ASSIGNED TASK: The finished copy should match every record exactly and contain no pictures.

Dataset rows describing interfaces
——————

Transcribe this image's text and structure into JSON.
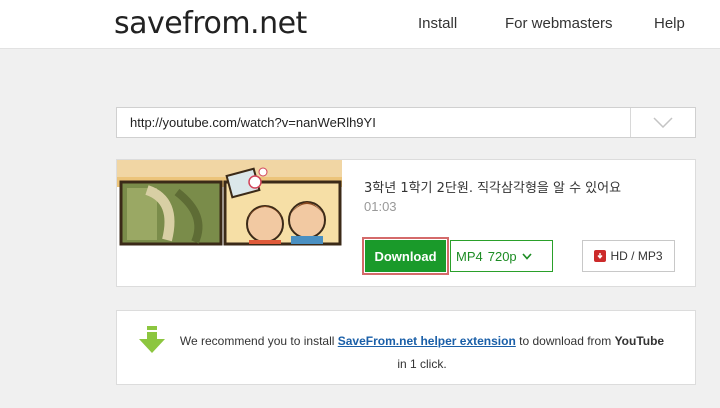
{
  "header": {
    "logo": "savefrom.net",
    "nav": [
      {
        "label": "Install"
      },
      {
        "label": "For webmasters"
      },
      {
        "label": "Help"
      }
    ]
  },
  "search": {
    "url_value": "http://youtube.com/watch?v=nanWeRlh9YI"
  },
  "result": {
    "title": "3학년 1학기 2단원. 직각삼각형을 알 수 있어요",
    "duration": "01:03",
    "download_label": "Download",
    "format_label": "MP4",
    "quality_label": "720p",
    "hd_label": "HD / MP3"
  },
  "recommend": {
    "before": "We recommend you to install",
    "link": "SaveFrom.net helper extension",
    "middle": "to download from",
    "site": "YouTube",
    "after": "in 1 click."
  },
  "colors": {
    "download_green": "#1a9a2a",
    "format_green": "#1d8c24",
    "link_blue": "#1a5fa8",
    "highlight_border": "#d46a6a"
  }
}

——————

TASK SOLUTION:
Transcribe this image's text and structure into JSON.
{
  "header": {
    "logo": "savefrom.net",
    "nav": [
      {
        "label": "Install"
      },
      {
        "label": "For webmasters"
      },
      {
        "label": "Help"
      }
    ]
  },
  "search": {
    "url_value": "http://youtube.com/watch?v=nanWeRlh9YI"
  },
  "result": {
    "title": "3학년 1학기 2단원. 직각삼각형을 알 수 있어요",
    "duration": "01:03",
    "download_label": "Download",
    "format_label": "MP4",
    "quality_label": "720p",
    "hd_label": "HD / MP3"
  },
  "recommend": {
    "before": "We recommend you to install",
    "link": "SaveFrom.net helper extension",
    "middle": "to download from",
    "site": "YouTube",
    "after": "in 1 click."
  },
  "colors": {
    "download_green": "#1a9a2a",
    "format_green": "#1d8c24",
    "link_blue": "#1a5fa8",
    "highlight_border": "#d46a6a"
  }
}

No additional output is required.